§ Required work
Make an exact copy of the whole listing, but leave its pictures out.

§ Provided entries
-- Opening Marker --
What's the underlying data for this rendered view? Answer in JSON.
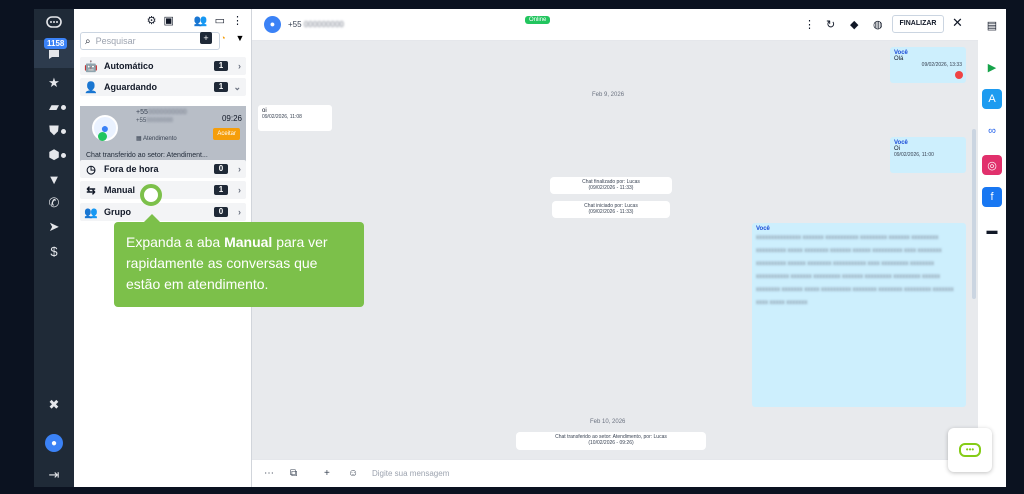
{
  "rail": {
    "badge": "1158",
    "icons": [
      "chat-icon",
      "star-icon",
      "ticket-icon",
      "shield-icon",
      "box-icon",
      "funnel-icon",
      "phone-icon",
      "send-icon",
      "money-bag-icon"
    ]
  },
  "list": {
    "search_placeholder": "Pesquisar",
    "groups": [
      {
        "label": "Automático",
        "count": "1",
        "icon": "robot-icon"
      },
      {
        "label": "Aguardando",
        "count": "1",
        "icon": "user-clock-icon"
      },
      {
        "label": "Fora de hora",
        "count": "0",
        "icon": "clock-icon"
      },
      {
        "label": "Manual",
        "count": "1",
        "icon": "people-arrows-icon"
      },
      {
        "label": "Grupo",
        "count": "0",
        "icon": "group-icon"
      }
    ],
    "card": {
      "name": "+55",
      "sub": "+55",
      "time": "09:26",
      "sector": "Atendimento",
      "accept": "Aceitar",
      "transfer": "Chat transferido ao setor: Atendiment..."
    }
  },
  "chat": {
    "number": "+55",
    "online": "Online",
    "finalize": "FINALIZAR",
    "date1": "Feb 9, 2026",
    "date2": "Feb 10, 2026",
    "msg_in": {
      "text": "oi",
      "ts": "09/02/2026, 11:08"
    },
    "msg_out1": {
      "who": "Você",
      "text": "Olá",
      "ts": "09/02/2026, 13:33"
    },
    "msg_out2": {
      "who": "Você",
      "text": "Oi",
      "ts": "09/02/2026, 11:00"
    },
    "msg_out3": {
      "who": "Você"
    },
    "sys1": {
      "title": "Chat finalizado por: Lucas",
      "ts": "(09/02/2026 - 11:33)"
    },
    "sys2": {
      "title": "Chat iniciado por: Lucas",
      "ts": "(09/02/2026 - 11:33)"
    },
    "sys3": {
      "title": "Chat transferido ao setor: Atendimento, por: Lucas",
      "ts": "(10/02/2026 - 09:26)"
    },
    "composer_placeholder": "Digite sua mensagem"
  },
  "tooltip": {
    "pre": "Expanda a aba ",
    "bold": "Manual",
    "post": " para ver rapidamente as conversas que estão em atendimento."
  },
  "colors": {
    "accent": "#7cc04a",
    "brand_blue": "#3b82f6",
    "accept": "#f59e0b"
  }
}
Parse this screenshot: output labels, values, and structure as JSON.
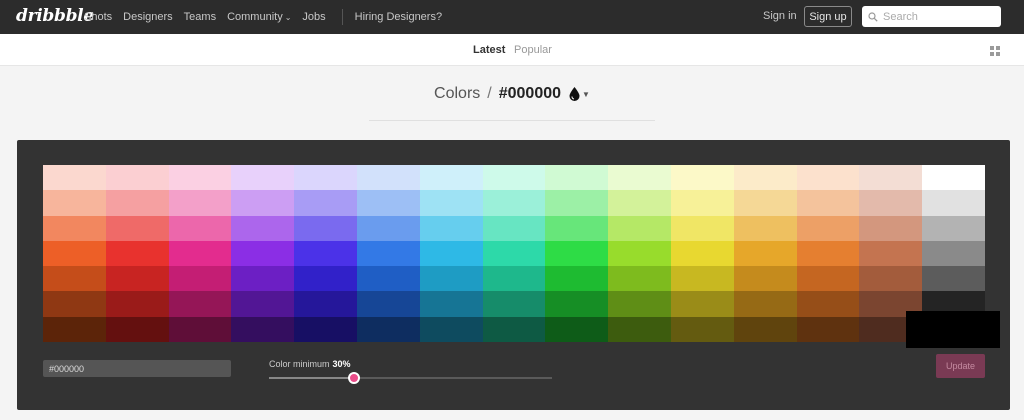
{
  "nav": {
    "logo": "dribbble",
    "links": [
      "Shots",
      "Designers",
      "Teams",
      "Community",
      "Jobs"
    ],
    "hiring": "Hiring Designers?",
    "sign_in": "Sign in",
    "sign_up": "Sign up",
    "search_placeholder": "Search"
  },
  "subnav": {
    "latest": "Latest",
    "popular": "Popular"
  },
  "title": {
    "section": "Colors",
    "separator": "/",
    "hex": "#000000"
  },
  "palette": [
    [
      "#fbd8cf",
      "#fbcfd2",
      "#fbd0e3",
      "#e8d1fb",
      "#dbd6fd",
      "#d2e1fb",
      "#cff0fa",
      "#cefaea",
      "#d0fad3",
      "#eafbd1",
      "#fcf9c8",
      "#fcebc9",
      "#fce1cd",
      "#f3ddd4",
      "#ffffff"
    ],
    [
      "#f7b59c",
      "#f5a0a1",
      "#f3a0c9",
      "#cc9ef3",
      "#a89cf5",
      "#9dbff5",
      "#9ee2f4",
      "#9bf0d9",
      "#9cf0a6",
      "#d3f29a",
      "#f7f198",
      "#f5d896",
      "#f4c39c",
      "#e3baab",
      "#e1e1e1"
    ],
    [
      "#f2875f",
      "#ef6a68",
      "#ec67ab",
      "#ac66ec",
      "#7a6aef",
      "#6a9cee",
      "#66ceee",
      "#67e5c2",
      "#67e67a",
      "#b5e866",
      "#f0e665",
      "#eec060",
      "#eda066",
      "#d3977e",
      "#b3b3b3"
    ],
    [
      "#ed5f27",
      "#e8322e",
      "#e32c8e",
      "#8b2ee5",
      "#4b32e8",
      "#3379e6",
      "#2eb9e6",
      "#2dd9a9",
      "#2edc46",
      "#98dc2c",
      "#e8d830",
      "#e6a72a",
      "#e57f30",
      "#c47450",
      "#8a8a8a"
    ],
    [
      "#c54d1a",
      "#c82422",
      "#c41e74",
      "#6c1fc4",
      "#3121c9",
      "#1f5ec5",
      "#1e9cc4",
      "#1eb88c",
      "#1ebb31",
      "#7ebb1e",
      "#c8b821",
      "#c58b1d",
      "#c56621",
      "#a35c3c",
      "#5c5c5c"
    ],
    [
      "#8f3813",
      "#9a1b19",
      "#951657",
      "#521695",
      "#25179a",
      "#164696",
      "#167595",
      "#168c6a",
      "#168e25",
      "#5f8e16",
      "#9a8c18",
      "#966a15",
      "#964e18",
      "#7b4530",
      "#242424"
    ],
    [
      "#5c2409",
      "#64100f",
      "#5f0e38",
      "#340e5f",
      "#170f64",
      "#0e2d60",
      "#0e4b5f",
      "#0e5a44",
      "#0e5c18",
      "#3d5c0e",
      "#645b10",
      "#60440d",
      "#5f320f",
      "#4f2c1f",
      "#0a0a0a"
    ]
  ],
  "selected_color": "#000000",
  "controls": {
    "hex_value": "#000000",
    "color_min_label": "Color minimum",
    "color_min_value": "30%",
    "color_min_fraction": 0.3,
    "update_label": "Update"
  }
}
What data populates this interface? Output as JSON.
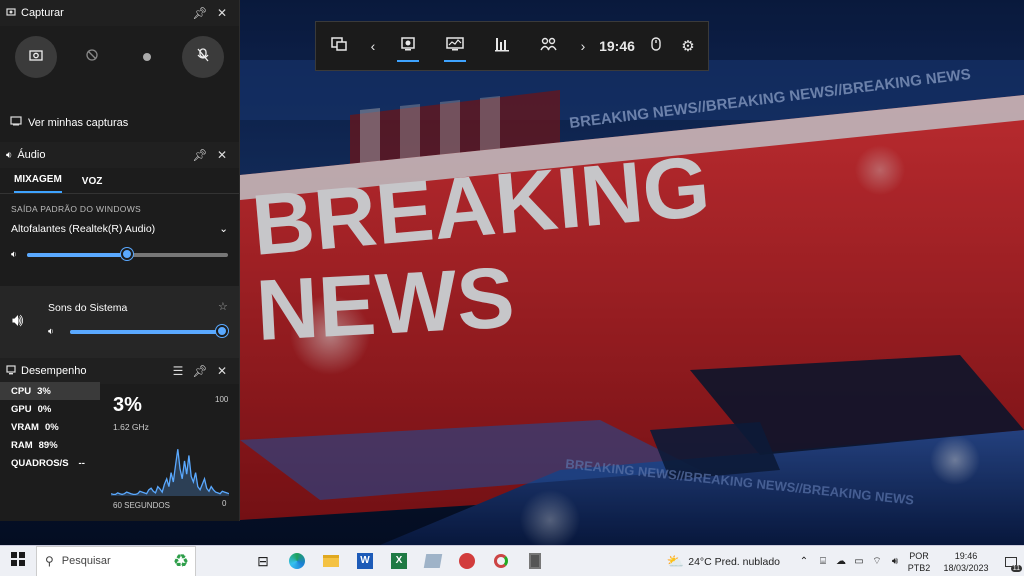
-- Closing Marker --
§ Response below
What's the underlying data for this rendered view? Answer in JSON.
{
  "rail": {
    "badge": "1158",
    "icons": [
      "chat-icon",
      "star-icon",
      "ticket-icon",
      "shield-icon",
      "box-icon",
      "funnel-icon",
      "phone-icon",
      "send-icon",
      "money-bag-icon"
    ]
  },
  "list": {
    "search_placeholder": "Pesquisar",
    "groups": [
      {
        "label": "Automático",
        "count": "1",
        "icon": "robot-icon"
      },
      {
        "label": "Aguardando",
        "count": "1",
        "icon": "user-clock-icon"
      },
      {
        "label": "Fora de hora",
        "count": "0",
        "icon": "clock-icon"
      },
      {
        "label": "Manual",
        "count": "1",
        "icon": "people-arrows-icon"
      },
      {
        "label": "Grupo",
        "count": "0",
        "icon": "group-icon"
      }
    ],
    "card": {
      "name": "+55",
      "sub": "+55",
      "time": "09:26",
      "sector": "Atendimento",
      "accept": "Aceitar",
      "transfer": "Chat transferido ao setor: Atendiment..."
    }
  },
  "chat": {
    "number": "+55",
    "online": "Online",
    "finalize": "FINALIZAR",
    "date1": "Feb 9, 2026",
    "date2": "Feb 10, 2026",
    "msg_in": {
      "text": "oi",
      "ts": "09/02/2026, 11:08"
    },
    "msg_out1": {
      "who": "Você",
      "text": "Olá",
      "ts": "09/02/2026, 13:33"
    },
    "msg_out2": {
      "who": "Você",
      "text": "Oi",
      "ts": "09/02/2026, 11:00"
    },
    "msg_out3": {
      "who": "Você"
    },
    "sys1": {
      "title": "Chat finalizado por: Lucas",
      "ts": "(09/02/2026 - 11:33)"
    },
    "sys2": {
      "title": "Chat iniciado por: Lucas",
      "ts": "(09/02/2026 - 11:33)"
    },
    "sys3": {
      "title": "Chat transferido ao setor: Atendimento, por: Lucas",
      "ts": "(10/02/2026 - 09:26)"
    },
    "composer_placeholder": "Digite sua mensagem"
  },
  "tooltip": {
    "pre": "Expanda a aba ",
    "bold": "Manual",
    "post": " para ver rapidamente as conversas que estão em atendimento."
  },
  "colors": {
    "accent": "#7cc04a",
    "brand_blue": "#3b82f6",
    "accept": "#f59e0b"
  }
}
Parse this screenshot: output labels, values, and structure as JSON.
{
  "nav": {
    "logo": "dribbble",
    "links": [
      "Shots",
      "Designers",
      "Teams",
      "Community",
      "Jobs"
    ],
    "hiring": "Hiring Designers?",
    "sign_in": "Sign in",
    "sign_up": "Sign up",
    "search_placeholder": "Search"
  },
  "subnav": {
    "latest": "Latest",
    "popular": "Popular"
  },
  "title": {
    "section": "Colors",
    "separator": "/",
    "hex": "#000000"
  },
  "palette": [
    [
      "#fbd8cf",
      "#fbcfd2",
      "#fbd0e3",
      "#e8d1fb",
      "#dbd6fd",
      "#d2e1fb",
      "#cff0fa",
      "#cefaea",
      "#d0fad3",
      "#eafbd1",
      "#fcf9c8",
      "#fcebc9",
      "#fce1cd",
      "#f3ddd4",
      "#ffffff"
    ],
    [
      "#f7b59c",
      "#f5a0a1",
      "#f3a0c9",
      "#cc9ef3",
      "#a89cf5",
      "#9dbff5",
      "#9ee2f4",
      "#9bf0d9",
      "#9cf0a6",
      "#d3f29a",
      "#f7f198",
      "#f5d896",
      "#f4c39c",
      "#e3baab",
      "#e1e1e1"
    ],
    [
      "#f2875f",
      "#ef6a68",
      "#ec67ab",
      "#ac66ec",
      "#7a6aef",
      "#6a9cee",
      "#66ceee",
      "#67e5c2",
      "#67e67a",
      "#b5e866",
      "#f0e665",
      "#eec060",
      "#eda066",
      "#d3977e",
      "#b3b3b3"
    ],
    [
      "#ed5f27",
      "#e8322e",
      "#e32c8e",
      "#8b2ee5",
      "#4b32e8",
      "#3379e6",
      "#2eb9e6",
      "#2dd9a9",
      "#2edc46",
      "#98dc2c",
      "#e8d830",
      "#e6a72a",
      "#e57f30",
      "#c47450",
      "#8a8a8a"
    ],
    [
      "#c54d1a",
      "#c82422",
      "#c41e74",
      "#6c1fc4",
      "#3121c9",
      "#1f5ec5",
      "#1e9cc4",
      "#1eb88c",
      "#1ebb31",
      "#7ebb1e",
      "#c8b821",
      "#c58b1d",
      "#c56621",
      "#a35c3c",
      "#5c5c5c"
    ],
    [
      "#8f3813",
      "#9a1b19",
      "#951657",
      "#521695",
      "#25179a",
      "#164696",
      "#167595",
      "#168c6a",
      "#168e25",
      "#5f8e16",
      "#9a8c18",
      "#966a15",
      "#964e18",
      "#7b4530",
      "#242424"
    ],
    [
      "#5c2409",
      "#64100f",
      "#5f0e38",
      "#340e5f",
      "#170f64",
      "#0e2d60",
      "#0e4b5f",
      "#0e5a44",
      "#0e5c18",
      "#3d5c0e",
      "#645b10",
      "#60440d",
      "#5f320f",
      "#4f2c1f",
      "#0a0a0a"
    ]
  ],
  "selected_color": "#000000",
  "controls": {
    "hex_value": "#000000",
    "color_min_label": "Color minimum",
    "color_min_value": "30%",
    "color_min_fraction": 0.3,
    "update_label": "Update"
  }
}
What data populates this interface? Output as JSON.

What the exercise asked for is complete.